Mentions: As an alternative approach, we modelled the effects of age and sex on the likelihood of ever hospitalisation in public hospitals. The full model with the interaction term of age-sex was first fitted, but was subsequently dropped due to insignificant age-sex interaction effects. Figures 1, 2 and 3 plot age- and sex-specific odds ratios of ever hospitalisation and 95% confidence intervals (CIs) using both survey and administrative data. Both sets of curves are very similar in both direction and magnitude and largely overlap in their 95% CIs, confirming that the two data sources show consistent relativity in ever hospitalisation rate by age and sex. It suggests that there are no substantial systematic biases in under-reporting among age and sex subgroups.

Bottom Line: Between-year differences on net under-reporting were quantified by Cohen's d effect size.Under-reporting was substantial in Hong Kong's THS.A proper full-design record-check study should be carried out to confirm the present findings.

View Article: PubMed Central - HTML - PubMed

Affiliation: Hospital Authority, 5/F, HA Building, 147B Argyle Street, Kowloon, Hong Kong, China. elhtsui@ha.org.hk

ABSTRACT

Background: Recognising that household interviews may produce biased estimates of health services utilisation, we examined for under- and over-reporting of hospitalisation episodes in three recent, consecutive population-based household surveys in Hong Kong.

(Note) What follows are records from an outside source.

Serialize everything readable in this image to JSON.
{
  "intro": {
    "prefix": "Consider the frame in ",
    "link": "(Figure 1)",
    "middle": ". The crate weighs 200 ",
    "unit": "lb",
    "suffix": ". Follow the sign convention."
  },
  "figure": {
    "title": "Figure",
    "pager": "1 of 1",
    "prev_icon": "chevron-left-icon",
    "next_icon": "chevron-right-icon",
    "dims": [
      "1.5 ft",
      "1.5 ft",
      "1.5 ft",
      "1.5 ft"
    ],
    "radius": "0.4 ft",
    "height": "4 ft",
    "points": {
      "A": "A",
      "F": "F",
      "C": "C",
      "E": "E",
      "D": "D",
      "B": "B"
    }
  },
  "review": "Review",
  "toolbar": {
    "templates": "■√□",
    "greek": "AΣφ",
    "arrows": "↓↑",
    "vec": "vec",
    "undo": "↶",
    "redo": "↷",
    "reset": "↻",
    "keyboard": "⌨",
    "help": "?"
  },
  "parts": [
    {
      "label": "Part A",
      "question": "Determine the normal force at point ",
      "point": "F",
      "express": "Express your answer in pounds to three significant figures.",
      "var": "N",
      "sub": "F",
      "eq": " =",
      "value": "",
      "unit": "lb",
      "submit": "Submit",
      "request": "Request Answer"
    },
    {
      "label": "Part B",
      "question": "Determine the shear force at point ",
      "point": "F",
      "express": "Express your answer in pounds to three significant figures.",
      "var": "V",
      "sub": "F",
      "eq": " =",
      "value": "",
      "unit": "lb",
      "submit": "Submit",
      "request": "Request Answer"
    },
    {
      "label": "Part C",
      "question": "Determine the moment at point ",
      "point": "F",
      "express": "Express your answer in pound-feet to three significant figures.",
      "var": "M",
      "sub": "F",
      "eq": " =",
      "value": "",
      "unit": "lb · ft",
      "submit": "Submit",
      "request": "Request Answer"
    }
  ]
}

Methods: Territory-wide inpatient service utilisation volumes as estimated from the 1999, 2001 and 2002 Thematic Household Surveys (THS) were benchmarked against corresponding statistics derived from routine administrative databases. Between-year differences on net under-reporting were quantified by Cohen's d effect size. To assess the potential for systematic biases in under-reporting, age- and sex-specific net under-reporting rates within each survey year were computed and the F-test was performed to evaluate differences between demographic subgroups. We modelled the effects of age and sex on the likelihood of ever hospitalisation through logistic regression to compare the odds ratios respectively derived from survey and administrative data.

Results: The extent of net under-reporting was moderately large in all three years amounting to about one-third of all inpatient episodes. However, there did not appear to be significant systematic biases in the degree of under-reporting by age or sex on stratified analyses and logistic regression modelling.

Conclusion: Under-reporting was substantial in Hong Kong's THS. Recall bias was likely most responsible for such reporting inaccuracies. A proper full-design record-check study should be carried out to confirm the present findings.

Show MeSH
Related in: MedlinePlus